By Islamuddin Sajid
ISLAMABAD, Pakistan (AA) - Pakistani schoolchildren on Friday thanked Turkish President Recep Tayyip Erdogan for his support of the Rohingya Muslims in Myanmar.
Since Aug. 25, 2017, some 650,000 refugees, mostly children and women, fled Myanmar when Myanmar forces launched a crackdown on the minority Muslim community, according to the UN. At least 9,000 Rohingya were killed in the Rakhine state from Aug. 25 to Sept. 24, according to Doctors Without Borders.
The students voiced their appreciation of the president in over a hundred letters received by the Turkish Embassy in Islamabad, the embassy's spokesman told Anadolu Agency.
All the letters from the students aged 5 to 12 from the Lahore New Cantt Public School System, were addressed to the president, and have been painted by little students with different colors and words of affection.
"Mr. President; thank you for your kindness, you are my hero and 'I love you' as you helped a lot to the Burma Muslims," Asif Haider, a student of K-G class wrote in his letter.
"I just want to express my heartfelt gratitude and say thank you for doing the help in Burma, you did a good job, your effort and hard work is truly appreciated and we are thankful to you," Arham Ali, student of grade-7 wrote in his letter.
He added: "Thank you, is just a word but it means a lot, and I will also say thank you Turkey."
Another student Rabia Amber wrote: "We all appreciate your service to Muslims. You do such a great job in Burma for Muslims thank you."

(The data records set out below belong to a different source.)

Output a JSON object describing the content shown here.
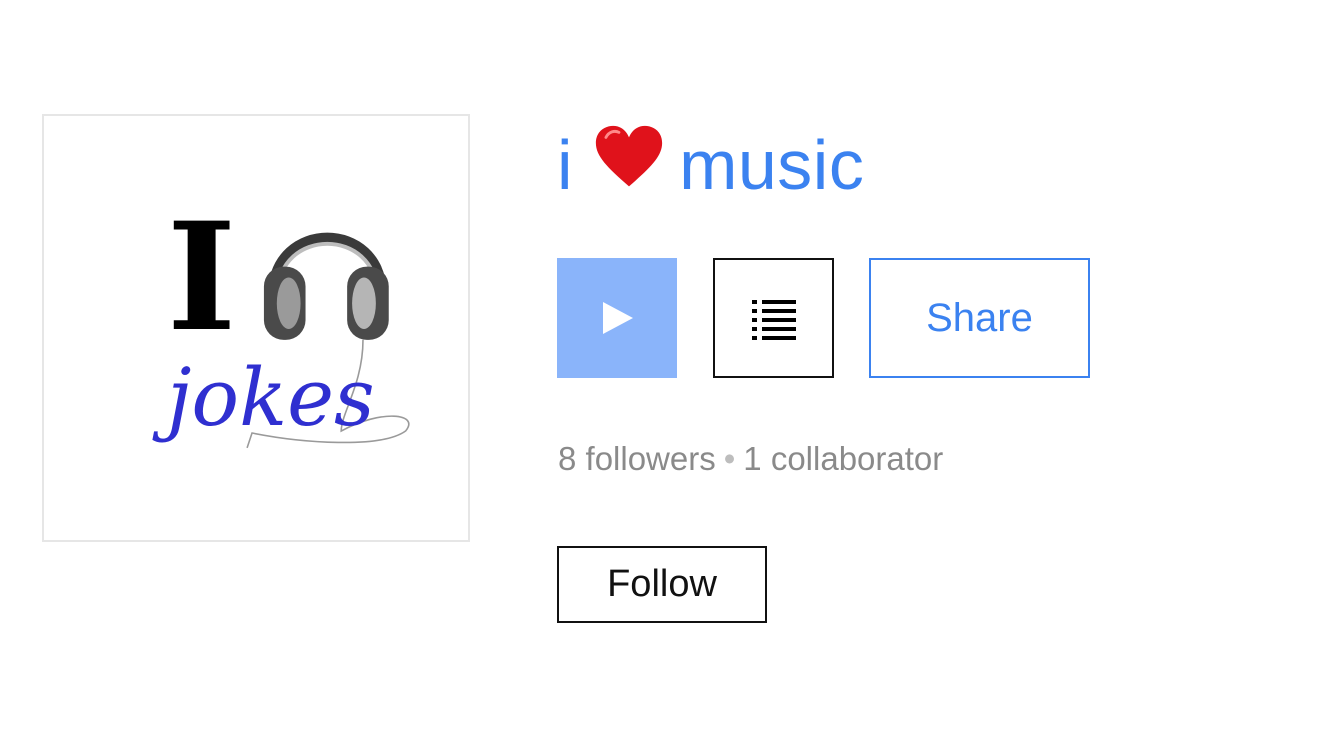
{
  "playlist": {
    "title_prefix": "i",
    "title_suffix": "music",
    "title_emoji": "heart",
    "cover": {
      "big_letter": "I",
      "word": "jokes",
      "icon": "headphones-icon"
    }
  },
  "actions": {
    "play_icon": "play-icon",
    "queue_icon": "list-icon",
    "share_label": "Share",
    "follow_label": "Follow"
  },
  "stats": {
    "followers": "8 followers",
    "separator": "•",
    "collaborators": "1 collaborator"
  },
  "colors": {
    "accent": "#3b82f0",
    "play_bg": "#8ab4fa",
    "heart": "#e0121b",
    "muted_text": "#8a8a8a",
    "cover_word": "#2f2fd0"
  }
}
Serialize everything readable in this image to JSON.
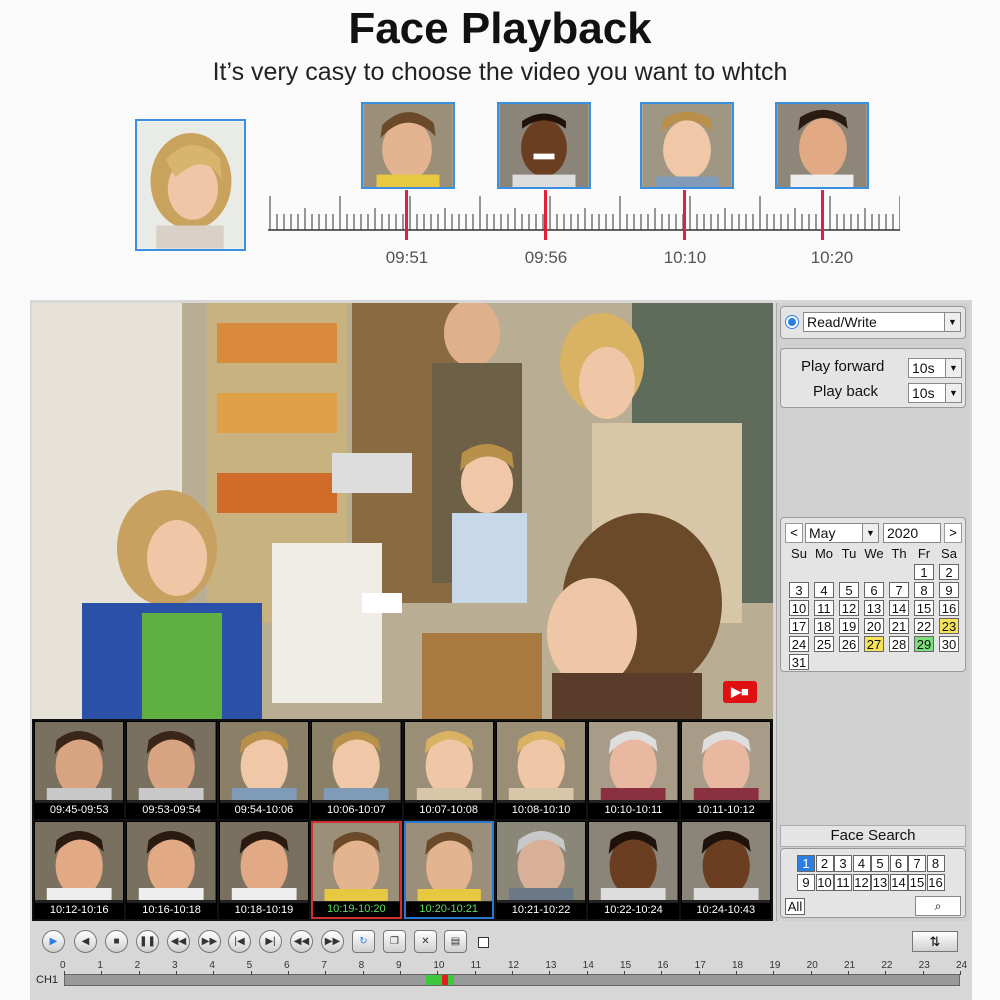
{
  "hero": {
    "title": "Face Playback",
    "subtitle": "It’s very casy to choose the video you want to whtch"
  },
  "timeline_labels": [
    "09:51",
    "09:56",
    "10:10",
    "10:20"
  ],
  "panel": {
    "mode_select": "Read/Write",
    "play_forward_label": "Play forward",
    "play_forward_value": "10s",
    "play_back_label": "Play back",
    "play_back_value": "10s",
    "calendar": {
      "prev": "<",
      "next": ">",
      "month": "May",
      "year": "2020",
      "weekdays": [
        "Su",
        "Mo",
        "Tu",
        "We",
        "Th",
        "Fr",
        "Sa"
      ],
      "days": [
        "",
        "",
        "",
        "",
        "",
        "1",
        "2",
        "3",
        "4",
        "5",
        "6",
        "7",
        "8",
        "9",
        "10",
        "11",
        "12",
        "13",
        "14",
        "15",
        "16",
        "17",
        "18",
        "19",
        "20",
        "21",
        "22",
        "23",
        "24",
        "25",
        "26",
        "27",
        "28",
        "29",
        "30",
        "31"
      ],
      "highlight_yellow": [
        "23",
        "27"
      ],
      "highlight_green": [
        "29"
      ]
    },
    "face_search_label": "Face Search",
    "channels": [
      "1",
      "2",
      "3",
      "4",
      "5",
      "6",
      "7",
      "8",
      "9",
      "10",
      "11",
      "12",
      "13",
      "14",
      "15",
      "16"
    ],
    "active_channel": "1",
    "all_label": "All"
  },
  "thumbnails": [
    {
      "label": "09:45-09:53",
      "style": "normal"
    },
    {
      "label": "09:53-09:54",
      "style": "normal"
    },
    {
      "label": "09:54-10:06",
      "style": "normal"
    },
    {
      "label": "10:06-10:07",
      "style": "normal"
    },
    {
      "label": "10:07-10:08",
      "style": "normal"
    },
    {
      "label": "10:08-10:10",
      "style": "normal"
    },
    {
      "label": "10:10-10:11",
      "style": "normal"
    },
    {
      "label": "10:11-10:12",
      "style": "normal"
    },
    {
      "label": "10:12-10:16",
      "style": "normal"
    },
    {
      "label": "10:16-10:18",
      "style": "normal"
    },
    {
      "label": "10:18-10:19",
      "style": "normal"
    },
    {
      "label": "10:19-10:20",
      "style": "red"
    },
    {
      "label": "10:20-10:21",
      "style": "blue"
    },
    {
      "label": "10:21-10:22",
      "style": "normal"
    },
    {
      "label": "10:22-10:24",
      "style": "normal"
    },
    {
      "label": "10:24-10:43",
      "style": "normal"
    }
  ],
  "timeline": {
    "channel_label": "CH1",
    "hours": [
      "0",
      "1",
      "2",
      "3",
      "4",
      "5",
      "6",
      "7",
      "8",
      "9",
      "10",
      "11",
      "12",
      "13",
      "14",
      "15",
      "16",
      "17",
      "18",
      "19",
      "20",
      "21",
      "22",
      "23",
      "24"
    ]
  },
  "colors": {
    "accent": "#2a7fe0",
    "record_marker": "#e01010",
    "highlight_yellow": "#f5e35a",
    "highlight_green": "#7de07d"
  }
}
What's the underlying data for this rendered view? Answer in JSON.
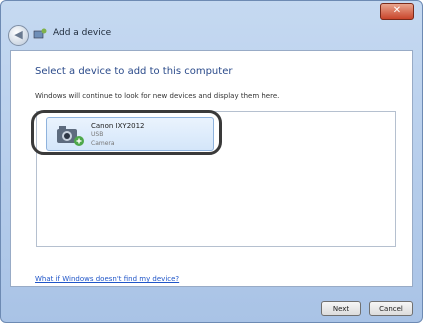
{
  "window": {
    "title": "Add a device",
    "close_label": "✕",
    "back_label": "◀"
  },
  "page": {
    "heading": "Select a device to add to this computer",
    "subtext": "Windows will continue to look for new devices and display them here."
  },
  "devices": [
    {
      "name": "Canon IXY2012",
      "model": "USB",
      "type": "Camera",
      "selected": true,
      "icon": "camera-icon"
    }
  ],
  "help_link": "What if Windows doesn't find my device?",
  "buttons": {
    "next": "Next",
    "cancel": "Cancel"
  }
}
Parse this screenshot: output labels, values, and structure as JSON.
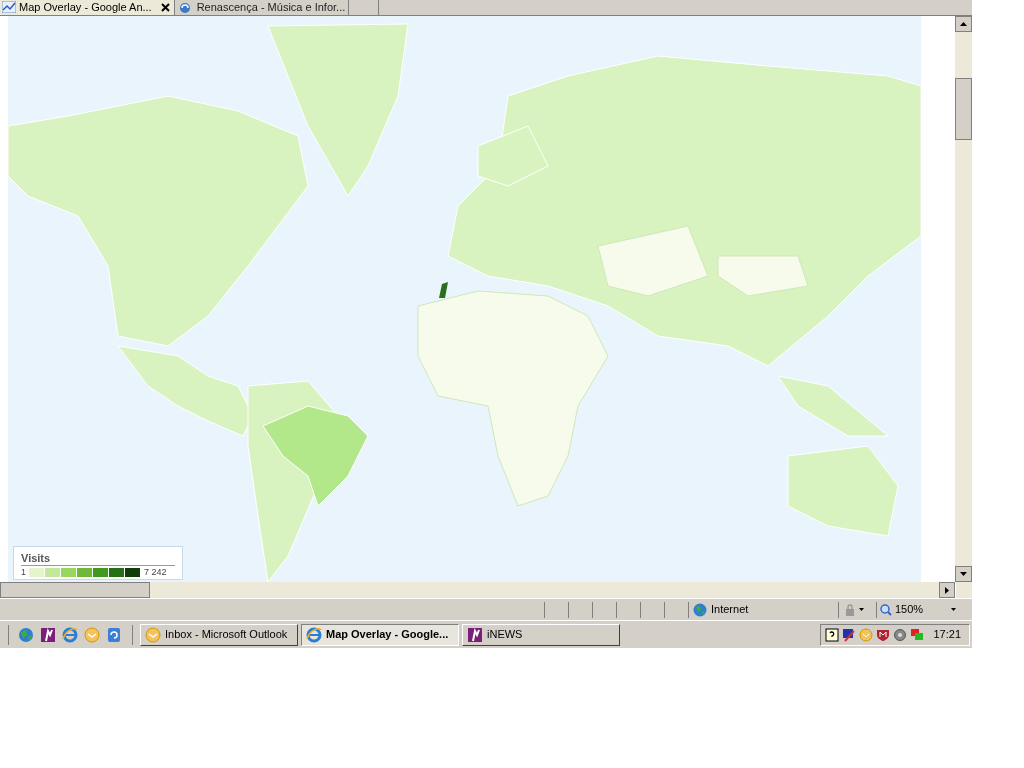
{
  "tabs": [
    {
      "label": "Map Overlay - Google An...",
      "selected": true,
      "closable": true
    },
    {
      "label": "Renascença - Música e Infor...",
      "selected": false,
      "closable": false
    }
  ],
  "legend": {
    "title": "Visits",
    "min": "1",
    "max": "7 242",
    "steps": [
      {
        "color": "#e6f5c9"
      },
      {
        "color": "#c2e89a"
      },
      {
        "color": "#98d65e"
      },
      {
        "color": "#6cba37"
      },
      {
        "color": "#3f9a1f"
      },
      {
        "color": "#236f12"
      },
      {
        "color": "#0f3d08"
      }
    ]
  },
  "status_bar": {
    "zone": "Internet",
    "zoom": "150%"
  },
  "taskbar": {
    "quick_launch": [
      {
        "kind": "globe"
      },
      {
        "kind": "inews"
      },
      {
        "kind": "ie"
      },
      {
        "kind": "outlook"
      },
      {
        "kind": "refresh"
      }
    ],
    "windows": [
      {
        "label": "Inbox - Microsoft Outlook",
        "kind": "outlook",
        "selected": false
      },
      {
        "label": "Map Overlay - Google...",
        "kind": "ie",
        "selected": true
      },
      {
        "label": "iNEWS",
        "kind": "inews",
        "selected": false
      }
    ],
    "clock": "17:21"
  }
}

The students painted all the letters with the heading: "Mr. President Tayyip Erdogan, we love you and you are our hero."
The newly appointed Turkish ambassador to Pakistan, Mustafa Yurdakul, thanked the schoolchildren for their letters to the Turkish president and vowed that his country would continue to support Rohingya Muslims.
"Receiving these meaningful letters from our Pakistani brothers and sisters made us very happy and proud. Turkey will continue to support Rohingya Muslims and people suffering all over the world on the basis of its humanitarian diplomacy," Mustafa Yurdakul said in his statement.
The Rohingya, described by the UN as the world's most persecuted people, have faced heightened fears of attack since dozens were killed in communal violence in 2012.
In a report published on Dec. 12, the global humanitarian organization said that the deaths of 71.7 percent or 6,700 Rohingya were caused by violence. They include 730 children below the age of 5.
The UN has documented mass gang rapes, killings -- including of infants and young children -- brutal beatings, and disappearances committed by security personnel. In a report, UN investigators said such violations may have constituted crimes against humanity.